“The focus of this presentation will be to outline some of the key issues surrounding death in the digital age. This will include a critical overview of how people mourn, commemorate and interact with the dead through digital media.
The presenters will briefly map the historical and shifting landscape of digital death by considering a range of social, commercial and institutional responses to technological innovations. Discussion will centre around multiple digital platforms through a number of case studies drawn from Australia, North America and Europe.
Through these case studies they will offer fresh insight and analysis into emerging practices through which digital technologies are used to mourn, commemorate and interact with the dead.
You won’t want to miss this 21st century overview of death and social media.”
For more information email email@example.com
Advance Care Planning Australia has recently announced that National Advance Care Planning week 2018 will be held from 16-22 of April.

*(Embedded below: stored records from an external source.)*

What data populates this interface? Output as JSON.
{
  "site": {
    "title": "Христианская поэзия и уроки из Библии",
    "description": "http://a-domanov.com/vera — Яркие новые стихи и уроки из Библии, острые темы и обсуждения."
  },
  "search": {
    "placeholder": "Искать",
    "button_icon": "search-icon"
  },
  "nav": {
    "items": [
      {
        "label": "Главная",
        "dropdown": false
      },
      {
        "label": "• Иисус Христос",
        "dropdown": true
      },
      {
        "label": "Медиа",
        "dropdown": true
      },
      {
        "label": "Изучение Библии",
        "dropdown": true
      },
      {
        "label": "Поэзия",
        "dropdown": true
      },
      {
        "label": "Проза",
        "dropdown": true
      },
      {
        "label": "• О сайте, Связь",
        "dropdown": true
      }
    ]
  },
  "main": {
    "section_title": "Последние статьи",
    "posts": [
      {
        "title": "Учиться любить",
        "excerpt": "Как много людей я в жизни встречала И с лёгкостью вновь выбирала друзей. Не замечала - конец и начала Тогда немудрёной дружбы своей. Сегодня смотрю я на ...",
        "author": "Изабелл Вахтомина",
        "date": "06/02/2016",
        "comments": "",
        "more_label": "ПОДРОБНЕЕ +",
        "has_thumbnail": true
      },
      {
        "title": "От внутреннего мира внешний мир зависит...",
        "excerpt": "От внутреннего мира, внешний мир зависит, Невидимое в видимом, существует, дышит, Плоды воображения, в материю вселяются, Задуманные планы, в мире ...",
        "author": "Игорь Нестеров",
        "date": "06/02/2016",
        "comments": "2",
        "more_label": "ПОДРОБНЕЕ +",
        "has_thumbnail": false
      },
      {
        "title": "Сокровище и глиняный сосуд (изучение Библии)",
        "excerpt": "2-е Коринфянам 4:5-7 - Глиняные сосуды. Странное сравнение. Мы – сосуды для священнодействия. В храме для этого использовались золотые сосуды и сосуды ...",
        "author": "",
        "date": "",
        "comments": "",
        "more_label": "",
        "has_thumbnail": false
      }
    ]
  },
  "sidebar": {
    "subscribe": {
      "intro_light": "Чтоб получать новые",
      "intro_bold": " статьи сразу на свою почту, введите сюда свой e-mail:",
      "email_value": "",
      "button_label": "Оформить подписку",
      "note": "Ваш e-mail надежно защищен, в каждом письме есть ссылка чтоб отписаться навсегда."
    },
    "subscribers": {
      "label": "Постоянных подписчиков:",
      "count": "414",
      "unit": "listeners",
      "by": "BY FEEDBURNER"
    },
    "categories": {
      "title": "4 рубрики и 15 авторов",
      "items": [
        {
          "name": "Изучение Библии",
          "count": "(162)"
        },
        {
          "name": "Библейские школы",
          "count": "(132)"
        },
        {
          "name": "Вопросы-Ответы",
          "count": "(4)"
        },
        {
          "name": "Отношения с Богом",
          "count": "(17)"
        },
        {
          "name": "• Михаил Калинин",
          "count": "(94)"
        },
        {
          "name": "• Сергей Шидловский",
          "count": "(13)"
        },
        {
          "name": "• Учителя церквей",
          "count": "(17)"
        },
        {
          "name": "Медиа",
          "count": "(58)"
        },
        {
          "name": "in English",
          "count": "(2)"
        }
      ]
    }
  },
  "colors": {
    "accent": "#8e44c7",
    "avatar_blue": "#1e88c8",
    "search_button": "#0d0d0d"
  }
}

They include links for people who are interested in contributing to the national week, by hosting or attending an event. What would you do? A movie night? Barbeque? Seminar? Drinks with folks from your sports club? Book club meeting? We’re all encouraged to get creative and use the hashtag #acpweek18 to share the love on social media. Of course you’ll be welcome to share it here with us too. Feel free to leave a comment to let others know what you’re planning (no pun intended).
Get your abstracts in now for this year’s PCNA Conference in Brisbane,
Fostering Excellence in Palliative Care.
A little different from that found in Australia or New Zealand. 28097_PEC_Palliative_Care_Poster
Here are some ideas which might have resonance in our region.
I love the idea of automatic triggers to referral, which takes away the emotional content for the referrer of whether to refer or not. But our electronic medical record systems lag a long way behind that seen in the US, which is problematic.
I am not sure what I think about the suggested re-brand to “supportive care”. Less threatening for some patients and referrers, for sure. Does it mean we are joining the ranks of the death deniers, though?
Excellent reminder about the importance of meticulous communication with referrers. However I suggest that an item missing is laser focus on communication with patients. As patients sit at the centre of our care, I often write the letter to the patient in non medical language, and copy in the referrer and general practitioner. The letters may be light on medical detail for some referrers, but the patients often find them useful to remind them of what we talked about, and to show family, friends and other care givers.
I liked the data down the bottom about readmission rates, that would be a powerful lever for our managers to promote palliative care consultation services. Patients seen by palliative care had dramatically lower readmission rates compared with those not seen.
I would love to see an infographic about our palliative care services data, if you have seen one please let me know!28097_PEC_Palliative_Care_Poster